Setup & Software
PreSonus supply a CD with the AudioBox, containing a PDF copy of the comprehensive manual and drivers for Windows only. Updated drivers are available on PreSonus’ downloads page and at the time of writing the latest driver version is 1.3 which supports Windows 7 SP1 + platform update, Windows 8.1 and Windows 10. As a class compliant core audio device, no driver installation is necessary for Mac OS X with only correct configuration in your chosen DAW required.

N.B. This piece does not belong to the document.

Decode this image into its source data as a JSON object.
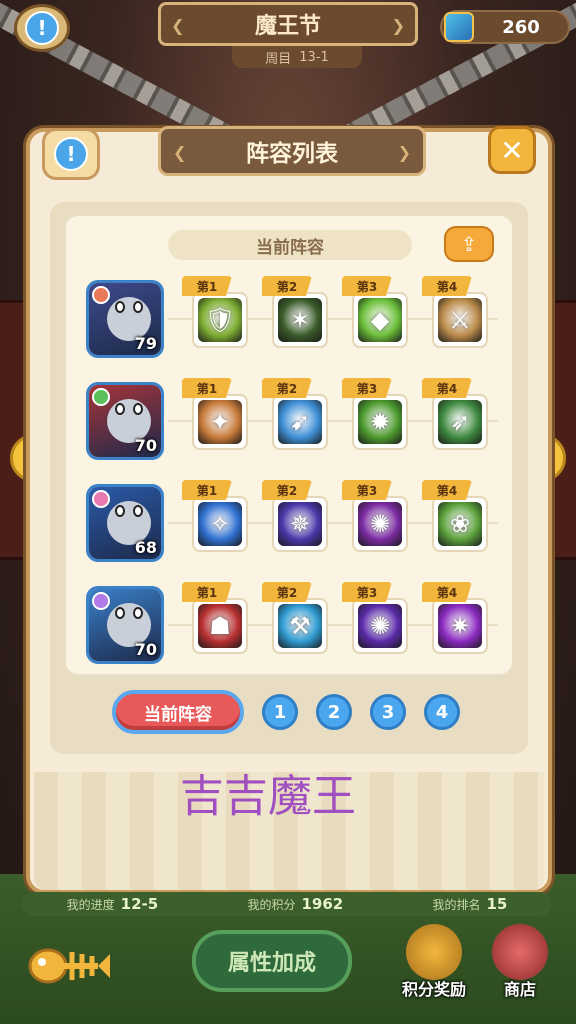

Installation on our Windows 10 desktop proved painless with the setup program using a standard Windows installer GUI. Setup on our Mac Pro also presented no problems with us only needing to select the interface for use in our DAW. We tested with Reaper and the supplied Studio One Artist, a paired down version of Presonus’ Studio One. Our copy of Studio One Artist (version 2) was supplied on a DVD but PreSonus offer free updates and the ability to download the installation software from their website. We took the opportunity to upgrade to version 3 of the software to take advantage of a newer instrument engine, more advanced drag and drop abilities, numerous user interface improvements, and a greater library of sounds and effects.
Studio One Artist offers an intuitive single-window work environment that’s easy to learn and would suit the beginning to intermediate recording enthusiast. Although a slimmed down version of the full-featured Studio One, the Artist version still has a lot to offer, with unlimited audio and instrument tracks, virtual instruments and FX channels, and plug-ins including low-pass filter, gate, compressor, parametric EQ, and limiter. Those needing to use 3rd party VST plugins will need to use a different DAW or upgrade to the full version of Studio One, as their use is restricted in the cut-down Artist version.
The AudioBox supports recording at 24-bit resolution with a 44.1/48 kHz sample rate which should still be adequate for the average enthusiast in 2016. We recorded vocals with a Shure SM57 mic and tested the instrument input with a humbucker equipped Charvel guitar and a Fender Stratocaster with single coils. The preamps in the AudioBox aren’t named or highlighted in the marketing material we’ve seen so we were unsure what to expect. However, in use with the SM57 they sound as good as we’d expect for an interface at this price point, remaining quiet in operation with minimal hiss and with a certain transparent quality. Our attempts at recording electric guitars with the AudioBox produced rather more mixed results. Although we were easily able to achieve clear tones with the single coiled Fender, we ran into frequent clipping issues with the humbucker equipped Charvel, even with the gain control turned entirely down. With careful use of the guitar’s volume control and EQ within our DAW we were able to minimize the problem and ultimately recorded some high quality sounding tracks but potential buyers should be prepared for some fiddling if planning to record high output guitars.
PreSonus’ AudioBox USB interface is a solid budget buy for the beginner or intermediate home studio user who doesn’t need all the bells and whistles found on more expensive interfaces. Sample rates are limited and line-level inputs aren’t supported but the robust chassis, MIDI connectivity and generous software inclusion go some way to offsetting these drawbacks. For the price we think you’ll struggle to find better.
- Rugged build
- Excellent price
- DAW software included
- No line-level input support